Statement on selection of Kelly Susewind as new director of WDFW

Statement on selection of Kelly Susewind as new director of WDFW

ConservationNWAdmin / Jun 19, 2018 / Restoring Wildlife, WDFW

In response to the announcement that the Washington Fish and Wildlife Commission has unanimously selected Kelly Susewind as the new director of the Washington Department of Fish and Wildlife (WDFW), Conservation Northwest issued the following statement:

“We thank the Fish and Wildlife Commission for carefully deliberating on the choice of a new director,” said Mitch Friedman, Conservation Northwest Executive Director. “We look forward to working with Director Sussewind on conserving the state’s full suite of biodiversity and ensuring that the agency has the financial capacity and social resilience to meet the needs of our growing human population.”

Kelly Susewind, Director of the Washington Department of Fish and Wildlife. Photo: WDFW
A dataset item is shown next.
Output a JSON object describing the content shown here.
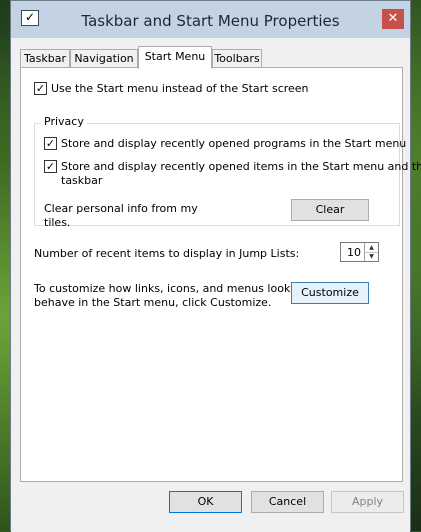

“Director Susewind takes over at a critical time for the agency, which is responsible for natural resources that are a core part of Washington’s identity, heritage and lifestyle, as they are at risk from our booming population and rapidly-changing state,” said Friedman. “The Department needs a director who can bring people together behind WDFW’s vital mission and persuade the state legislature to provide sufficient funding for it to succeed.”

Earlier this year, we sent a letter to the Washington Fish and Wildlife Commission outlining qualities that we feel are essential in the new Director, as well as sharing perspectives on the continued need for the Department to conserve and restore our state’s biodiversity to advance its mission to preserve, protect and perpetuate fish, wildlife and ecosystems while providing sustainable fish and wildlife recreational and commercial opportunities.

Conservation Northwest has substantial interest in the Department, its success in executing its mission in the years ahead, and therefore in the abilities of its next director to lead into a challenging future. The commission’s director choice is a monumental decision.

Among other qualities, the person must have great vision to see the path forward, great management ability to design the needed changes and sustain/build agency moral through the transition, great communication skills to keep stakeholders on board while building new constituencies and broader public support, and the transparency and trustworthiness to build the needed political capital on the hill.

Read our full March 2018 letter to the Commission here. Learn more about our work for Washington’s wildlife on this page.